Recently, a trip to Ontario, Canada opened up another tidbit of information that, used with a tiny clue from an old letter, adding depth to the sad story first told here:
This past July, my sister and I took a weekend trip together meeting up in Ontario, Canada and staying at a friend's condo there. Ever the history buff, I checked around to see what museums, etc. I might find. There are two museums in the city of Burlington, but only one was open that weekend. I implored my sister to go, promising that we would go shopping at the local mall later.
The Ireland House museum introduces you to the life and times of three generations of the Ireland family in the family home built in 1837.
|Sketch of the Ireland Residence, Burlington, ONT, ca. 1877|
Our guide for the day was very knowledgeable and shared many stories of the home's occupants. In the dining room, she showed us a painting of Queen Elizabeth telling the story of how it was won as a premium by the owner of the Ireland house who entered a prize bushel of apples at the famous fair in Hamilton.

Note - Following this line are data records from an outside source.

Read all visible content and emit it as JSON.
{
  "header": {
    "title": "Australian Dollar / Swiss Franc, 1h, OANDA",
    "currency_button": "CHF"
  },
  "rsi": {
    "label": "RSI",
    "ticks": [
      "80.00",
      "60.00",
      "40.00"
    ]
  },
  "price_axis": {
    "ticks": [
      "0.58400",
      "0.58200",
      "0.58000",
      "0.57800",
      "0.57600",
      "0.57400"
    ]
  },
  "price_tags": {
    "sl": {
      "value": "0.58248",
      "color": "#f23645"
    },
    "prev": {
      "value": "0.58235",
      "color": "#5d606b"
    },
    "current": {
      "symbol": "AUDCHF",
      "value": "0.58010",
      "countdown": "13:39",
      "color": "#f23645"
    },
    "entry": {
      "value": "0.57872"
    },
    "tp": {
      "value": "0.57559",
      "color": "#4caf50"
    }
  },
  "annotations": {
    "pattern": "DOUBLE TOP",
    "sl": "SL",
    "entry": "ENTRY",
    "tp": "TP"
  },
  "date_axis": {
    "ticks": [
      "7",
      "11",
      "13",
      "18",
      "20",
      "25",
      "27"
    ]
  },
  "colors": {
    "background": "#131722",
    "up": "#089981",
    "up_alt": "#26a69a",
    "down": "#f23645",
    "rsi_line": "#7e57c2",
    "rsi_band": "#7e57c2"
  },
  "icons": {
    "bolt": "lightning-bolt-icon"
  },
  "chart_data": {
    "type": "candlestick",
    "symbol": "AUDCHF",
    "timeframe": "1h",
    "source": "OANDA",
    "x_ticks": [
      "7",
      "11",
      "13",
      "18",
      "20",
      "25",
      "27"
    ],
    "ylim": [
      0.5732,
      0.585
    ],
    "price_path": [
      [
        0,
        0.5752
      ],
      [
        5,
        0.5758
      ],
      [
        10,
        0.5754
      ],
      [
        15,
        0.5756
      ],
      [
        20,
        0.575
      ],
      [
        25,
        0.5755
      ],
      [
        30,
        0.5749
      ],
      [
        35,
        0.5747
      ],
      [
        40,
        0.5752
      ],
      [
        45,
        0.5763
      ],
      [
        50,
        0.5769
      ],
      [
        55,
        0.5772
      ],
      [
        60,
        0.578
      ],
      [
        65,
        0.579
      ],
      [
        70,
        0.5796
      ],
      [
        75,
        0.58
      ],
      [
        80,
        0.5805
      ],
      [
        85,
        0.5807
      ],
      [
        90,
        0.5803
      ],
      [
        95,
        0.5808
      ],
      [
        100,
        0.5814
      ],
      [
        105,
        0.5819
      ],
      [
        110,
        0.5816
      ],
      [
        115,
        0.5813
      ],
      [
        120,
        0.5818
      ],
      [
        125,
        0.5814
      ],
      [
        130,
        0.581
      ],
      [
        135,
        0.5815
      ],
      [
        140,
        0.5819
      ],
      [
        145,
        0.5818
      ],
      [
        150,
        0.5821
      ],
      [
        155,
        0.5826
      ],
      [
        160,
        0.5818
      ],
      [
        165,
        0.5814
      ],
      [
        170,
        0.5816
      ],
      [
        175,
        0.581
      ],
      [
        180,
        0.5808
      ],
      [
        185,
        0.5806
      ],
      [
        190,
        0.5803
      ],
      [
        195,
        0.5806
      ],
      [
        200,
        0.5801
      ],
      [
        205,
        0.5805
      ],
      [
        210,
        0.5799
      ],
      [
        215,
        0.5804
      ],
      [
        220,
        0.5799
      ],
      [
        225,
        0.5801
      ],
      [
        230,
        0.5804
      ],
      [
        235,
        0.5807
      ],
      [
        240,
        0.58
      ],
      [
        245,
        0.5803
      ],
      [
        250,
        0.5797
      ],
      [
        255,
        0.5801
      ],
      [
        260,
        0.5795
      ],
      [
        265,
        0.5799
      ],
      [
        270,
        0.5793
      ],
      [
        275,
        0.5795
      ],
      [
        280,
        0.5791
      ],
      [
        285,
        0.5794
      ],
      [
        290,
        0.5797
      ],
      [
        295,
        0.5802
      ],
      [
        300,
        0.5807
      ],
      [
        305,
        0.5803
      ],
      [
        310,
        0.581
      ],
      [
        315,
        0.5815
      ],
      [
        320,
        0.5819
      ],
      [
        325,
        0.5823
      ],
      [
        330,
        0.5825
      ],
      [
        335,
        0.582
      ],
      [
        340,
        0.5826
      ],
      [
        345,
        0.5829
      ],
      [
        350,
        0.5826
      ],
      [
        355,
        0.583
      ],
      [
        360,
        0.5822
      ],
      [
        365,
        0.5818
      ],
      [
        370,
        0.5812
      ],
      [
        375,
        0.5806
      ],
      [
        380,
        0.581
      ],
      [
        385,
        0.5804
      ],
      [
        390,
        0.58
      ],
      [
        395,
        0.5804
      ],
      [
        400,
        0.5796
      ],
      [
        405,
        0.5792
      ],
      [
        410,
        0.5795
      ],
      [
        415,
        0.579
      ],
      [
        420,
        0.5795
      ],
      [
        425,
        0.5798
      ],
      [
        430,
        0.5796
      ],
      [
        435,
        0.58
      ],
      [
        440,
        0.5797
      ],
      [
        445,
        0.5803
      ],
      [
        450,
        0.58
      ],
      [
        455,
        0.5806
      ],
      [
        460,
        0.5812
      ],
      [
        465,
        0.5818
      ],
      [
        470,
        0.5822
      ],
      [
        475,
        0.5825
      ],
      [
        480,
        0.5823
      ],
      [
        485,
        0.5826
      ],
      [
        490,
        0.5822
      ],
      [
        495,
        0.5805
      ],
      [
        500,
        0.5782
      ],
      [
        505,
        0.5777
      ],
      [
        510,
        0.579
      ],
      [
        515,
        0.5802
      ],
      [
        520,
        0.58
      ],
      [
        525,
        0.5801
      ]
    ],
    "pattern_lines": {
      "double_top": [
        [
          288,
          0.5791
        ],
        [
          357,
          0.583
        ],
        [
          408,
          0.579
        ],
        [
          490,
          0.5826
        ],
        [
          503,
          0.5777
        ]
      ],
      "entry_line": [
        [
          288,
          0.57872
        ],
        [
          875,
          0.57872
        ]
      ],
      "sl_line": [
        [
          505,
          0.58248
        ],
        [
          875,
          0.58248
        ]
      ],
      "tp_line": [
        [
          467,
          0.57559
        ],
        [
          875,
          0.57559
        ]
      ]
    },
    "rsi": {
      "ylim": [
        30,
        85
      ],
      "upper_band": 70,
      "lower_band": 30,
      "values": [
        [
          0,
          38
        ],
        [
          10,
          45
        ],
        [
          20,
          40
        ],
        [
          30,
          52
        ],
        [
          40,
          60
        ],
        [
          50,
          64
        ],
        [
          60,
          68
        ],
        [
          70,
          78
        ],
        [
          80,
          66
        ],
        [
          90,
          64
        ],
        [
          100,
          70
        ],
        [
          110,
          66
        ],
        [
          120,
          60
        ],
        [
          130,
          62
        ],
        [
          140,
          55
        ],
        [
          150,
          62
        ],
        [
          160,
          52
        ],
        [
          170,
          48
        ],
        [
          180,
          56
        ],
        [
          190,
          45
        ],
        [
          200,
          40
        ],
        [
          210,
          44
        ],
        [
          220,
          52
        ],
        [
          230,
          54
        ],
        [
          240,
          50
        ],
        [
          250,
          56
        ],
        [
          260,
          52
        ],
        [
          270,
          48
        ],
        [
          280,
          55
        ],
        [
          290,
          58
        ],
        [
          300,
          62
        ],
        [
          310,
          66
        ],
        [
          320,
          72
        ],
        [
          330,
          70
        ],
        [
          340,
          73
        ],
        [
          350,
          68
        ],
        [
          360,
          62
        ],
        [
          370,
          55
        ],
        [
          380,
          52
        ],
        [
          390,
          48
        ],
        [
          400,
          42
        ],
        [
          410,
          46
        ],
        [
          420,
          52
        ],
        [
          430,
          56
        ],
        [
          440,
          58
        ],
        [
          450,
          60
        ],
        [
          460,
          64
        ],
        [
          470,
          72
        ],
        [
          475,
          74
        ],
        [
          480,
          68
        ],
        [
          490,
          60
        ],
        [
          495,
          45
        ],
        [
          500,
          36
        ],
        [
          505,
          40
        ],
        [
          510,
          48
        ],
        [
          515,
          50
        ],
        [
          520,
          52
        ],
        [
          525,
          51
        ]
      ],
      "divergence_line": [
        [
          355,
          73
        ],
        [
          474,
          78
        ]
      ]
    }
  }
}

The place name of Hamilton rang a bell with me in relation to Eliud Smith and his family. I also recalled a reference to the fair. Sure enough, a letter written by Eliud's wife, Wilhelmina, in November of 1885 mentioned she was "up to Hamilton to see my husband at the time of the fair..."
That letter and others I transcribed in the first post describes a poignant time in history for the family as Eliud Smith was confined to the Hamilton Psychiatric Hospital in 1879 for nearly thirty years, leaving his wife to raise their five young children on her own with the help of other family members. It was a distance of about fifty miles from Thorold where the family lived to the facility in Hamilton. It was not likely possible for frequent trips to see him. Traveling the route along Lake Ontario might have potentially prevented many journeys during winter weather. Train service was available between the destinations but I imagine money for fare would have been dear for a mother of five. I also imagine it would be heartbreaking when it came time to say goodbye after a visit.
Wikipedia notes that the city of Hamilton, Ontario was the home of the Crystal Palace which "opened up at Victoria Park 20 September 1860 by Edward, Prince of Wales (who later became King Edward VII and was home to the area's "largest fall fair (agriculture exhibition) for many years."
A story about the structure in the Hamilton Spectator published September 17, 2010 stated the "...fragile structure, made of wood and glass and lasted a scant 30 years, it was modelled on London, England's 1851 building of the same name" and that it was "erected by Sir Allan MacNab and Sir Isaac Buchanan to attract the Provincial Agricultural Fair, which later became the Canadian National Exhibition."
|The Crystal Palace, Hamilton, ONT, Canada built 1860, demolished in 1891.|